(Dataset rows for apps and sites)
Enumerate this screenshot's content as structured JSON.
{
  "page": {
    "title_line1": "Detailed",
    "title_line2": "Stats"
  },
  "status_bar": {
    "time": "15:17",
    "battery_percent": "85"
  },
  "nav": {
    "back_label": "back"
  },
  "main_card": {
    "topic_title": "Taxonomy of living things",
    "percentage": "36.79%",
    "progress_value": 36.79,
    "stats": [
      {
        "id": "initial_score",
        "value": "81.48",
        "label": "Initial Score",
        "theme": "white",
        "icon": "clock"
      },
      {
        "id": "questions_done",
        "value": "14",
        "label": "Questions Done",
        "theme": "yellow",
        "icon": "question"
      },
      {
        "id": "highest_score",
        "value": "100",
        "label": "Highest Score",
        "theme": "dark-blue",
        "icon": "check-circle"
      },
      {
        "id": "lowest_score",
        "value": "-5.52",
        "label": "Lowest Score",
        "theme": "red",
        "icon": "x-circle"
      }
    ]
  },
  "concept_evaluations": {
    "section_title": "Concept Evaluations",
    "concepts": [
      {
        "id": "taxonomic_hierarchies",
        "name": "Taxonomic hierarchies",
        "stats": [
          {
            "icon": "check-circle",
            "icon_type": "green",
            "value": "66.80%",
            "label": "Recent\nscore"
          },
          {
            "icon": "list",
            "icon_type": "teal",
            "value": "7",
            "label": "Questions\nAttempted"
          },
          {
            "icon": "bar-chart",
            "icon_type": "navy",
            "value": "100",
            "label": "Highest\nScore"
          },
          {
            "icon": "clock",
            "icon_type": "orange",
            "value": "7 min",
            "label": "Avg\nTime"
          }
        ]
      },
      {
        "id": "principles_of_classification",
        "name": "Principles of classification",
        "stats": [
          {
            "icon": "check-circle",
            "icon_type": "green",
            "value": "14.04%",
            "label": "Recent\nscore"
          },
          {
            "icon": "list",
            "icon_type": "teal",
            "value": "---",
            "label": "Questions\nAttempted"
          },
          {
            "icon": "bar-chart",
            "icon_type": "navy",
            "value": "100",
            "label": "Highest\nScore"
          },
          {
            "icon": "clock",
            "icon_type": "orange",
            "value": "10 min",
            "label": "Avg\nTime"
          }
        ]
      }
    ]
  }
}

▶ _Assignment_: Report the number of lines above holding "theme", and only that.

▶ _Your response_: 4